Much of the Feb. 16 Idyllwild Water District (IWD) Board of Directors meeting was taken up with concerns of future supply and demand as both public members and directors debated over several issues.
Gene Schneider, an Idyllwild resident most of his life, expressed concern over the two housing projects before the Riverside County Planning Commission for approval — a 25-unit proposed motel or apartment complex, and a 12-unit hotel — both within IWD.
Schneider said Idyllwild is over-populated and he would like to see the people who can effect change show “restraint and respect for the environment … somehow, we need to contain this.”
“Right now, we have enough water for our customers,” said IWD President Charles Schelly.
Vice President Peter Szabadi told Schneider IWD is developing a new water shortage program.
Szabadi noted in Havener’s report what he called a “substantial increase” in the wastewater treatment plant’s (WWTP) flow. Havener reported an average of 0.093 million gallons per day (MGD) flow from July to December 2021 compared to 0.083 MGD flow from July 2020 to June 2021 (the figure drops to 0.081 MGD for July to December 2020, for a true comparison).
Havener argued that it’s not substantial. Szabadi asked, “Why is it up?” Havener responded that maybe more people are up here. He said it isn’t anything to get concerned about. “We’re not even at capacity.”
Szabadi directed the conversation back to the planning commission and a statement he heard at the recent hearing concerning the 25-unit project that Havener or his predecessor had reported IWD has only five equivalent dwelling units (EDU) available. (EDUs are units that can be provided a connection to a sewer system.)
“As far as I understand it,” Szabadi said, “that is not an exact figure. We don’t really have an exact number of additional units that may be added …”
Havener told him that to calculate an exact number would be expensive.
Former IWD Director Dave Hunt said IWD had more than 100 customers on sewer standby in May 2020. He said that number is now at 74 and that if IWD gives the two projects sewer, that leaves only 13 EDUs. He said that was “totally unfair” for the customers on standby.
Szabadi argued, “There really is no 75 EDUs … We’re probably running at only half [our] capacity.”
Schneider said, “The big picture is that Idyllwild is part and partial of what’s going on in the rest of the world. … especially the western United States” because of drought. “Even though you have the capacity [to approve a project] doesn’t mean you have to approve this project.”
“I share some of your same concerns,” said Szabadi, but he argued that IWD is not a land-use agency.
Hunt also argued that IWD should have gone into Stage 2 Conservation Stage in August or September 2021 because of its own adopted rules.
According to IWD’s water shortage ordinance online, Stage 1 requires a basic capacity ratio (BCR) of 0-50%. Stage 2’s BCR is 51-60%.
IWD General Manager Leo Havener, in his report, showed the BCR at 63% in August 2021 and 59% in September 2021.
The following month, however, the BCR dropped below 50% and remained below for the following months.
Hunt debated with directors over the issue pointing out that IWD had lost money because rates increase during a water stage increase.
Havener and Schelly argued that IWD did not want to raise rates during the COVID pandemic because customers were having a harder time paying their bills.
In January, IWD received $30,000 in state funding to help customers pay delinquent bills because of the COVID pandemic.
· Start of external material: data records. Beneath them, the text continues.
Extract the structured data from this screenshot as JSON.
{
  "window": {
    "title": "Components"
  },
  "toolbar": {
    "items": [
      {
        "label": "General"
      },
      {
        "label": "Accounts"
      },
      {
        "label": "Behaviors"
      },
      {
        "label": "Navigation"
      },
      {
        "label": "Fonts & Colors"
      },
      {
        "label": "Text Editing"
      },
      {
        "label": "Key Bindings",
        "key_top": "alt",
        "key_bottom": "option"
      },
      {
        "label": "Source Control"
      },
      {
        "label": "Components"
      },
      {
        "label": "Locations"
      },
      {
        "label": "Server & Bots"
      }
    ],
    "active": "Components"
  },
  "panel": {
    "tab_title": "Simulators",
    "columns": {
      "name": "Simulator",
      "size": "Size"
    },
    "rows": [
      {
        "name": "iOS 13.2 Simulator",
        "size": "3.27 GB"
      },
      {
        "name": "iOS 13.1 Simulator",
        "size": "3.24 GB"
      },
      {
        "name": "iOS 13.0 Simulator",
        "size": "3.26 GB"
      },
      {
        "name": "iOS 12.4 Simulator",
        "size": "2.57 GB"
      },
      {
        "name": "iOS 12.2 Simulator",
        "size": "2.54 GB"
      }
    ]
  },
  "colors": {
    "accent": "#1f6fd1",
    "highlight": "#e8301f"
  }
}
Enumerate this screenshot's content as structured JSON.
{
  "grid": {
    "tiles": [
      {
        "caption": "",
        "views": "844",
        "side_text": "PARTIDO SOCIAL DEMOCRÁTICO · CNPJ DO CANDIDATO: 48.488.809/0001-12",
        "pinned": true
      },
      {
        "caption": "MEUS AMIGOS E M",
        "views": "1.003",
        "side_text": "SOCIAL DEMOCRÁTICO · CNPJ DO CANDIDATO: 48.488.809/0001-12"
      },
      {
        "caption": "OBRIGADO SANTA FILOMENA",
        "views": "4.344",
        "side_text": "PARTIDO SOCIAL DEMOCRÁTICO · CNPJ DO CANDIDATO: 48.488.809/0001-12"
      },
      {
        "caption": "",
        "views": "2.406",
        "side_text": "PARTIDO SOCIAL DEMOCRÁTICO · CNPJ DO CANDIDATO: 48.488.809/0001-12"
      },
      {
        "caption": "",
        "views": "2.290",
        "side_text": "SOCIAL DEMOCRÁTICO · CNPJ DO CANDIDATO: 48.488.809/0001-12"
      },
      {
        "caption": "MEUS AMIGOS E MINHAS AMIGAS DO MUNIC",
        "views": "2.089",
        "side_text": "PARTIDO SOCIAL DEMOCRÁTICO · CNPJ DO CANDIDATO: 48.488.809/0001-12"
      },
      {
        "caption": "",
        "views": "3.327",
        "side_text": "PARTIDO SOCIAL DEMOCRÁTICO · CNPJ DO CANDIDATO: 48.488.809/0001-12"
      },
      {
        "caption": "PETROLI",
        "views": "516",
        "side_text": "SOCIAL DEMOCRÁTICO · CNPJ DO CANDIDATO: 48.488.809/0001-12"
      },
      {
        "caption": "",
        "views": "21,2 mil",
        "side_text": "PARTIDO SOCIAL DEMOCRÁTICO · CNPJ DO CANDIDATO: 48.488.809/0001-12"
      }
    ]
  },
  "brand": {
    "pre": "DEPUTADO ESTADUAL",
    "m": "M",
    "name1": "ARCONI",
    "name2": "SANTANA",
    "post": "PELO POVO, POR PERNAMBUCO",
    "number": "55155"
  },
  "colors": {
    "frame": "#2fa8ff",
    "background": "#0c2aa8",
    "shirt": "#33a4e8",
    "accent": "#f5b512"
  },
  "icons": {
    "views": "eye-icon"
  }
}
Havener reported that only a few of the customers have not arranged for payments.
Havener also reported that all of the meters in IWD will be replaced. Director Steve Olson asked about the impact to customers. Havener said maybe 20 to 30 minutes.
Schneider, a local plumber, reported that many of the valves he’s worked on in the district are old and leaky. “Will that be taken into account?” he asked. “A lot of old valves haven’t been touched.”
Schelly told him the crews who replace the meters will be able to replace any valves at the same time. The company replacing the meters does not buy them back, according to Chief Financial Officer Hosny Shouman, so IWD will probably have to recycle them, according to Havener.
Also in January’s meeting, the board met in closed session to discuss the price and terms of purchasing The Courtyard Building, the first time the idea had been raised on an IWD agenda. In Havener’s report this month, he wrote that he hasn’t been able to locate any possible new offices. (IWD does own the office it is in now.)
Director Steve Kunkle asked that the search be put aside as there were so many other more important issues to tackle. None of the directors discussed the issue of why IWD is seeking another office. Schelly reported last month that he was not able to talk about it.
The board voted to hold a public hearing May 18 to discuss the draft of an employee manual and to accept public input on a water shortage plan rough draft.
It also voted to table a COVID Prevention Program because of various director concerns.
The board unanimously approved the same standby assessments for fiscal year 2022.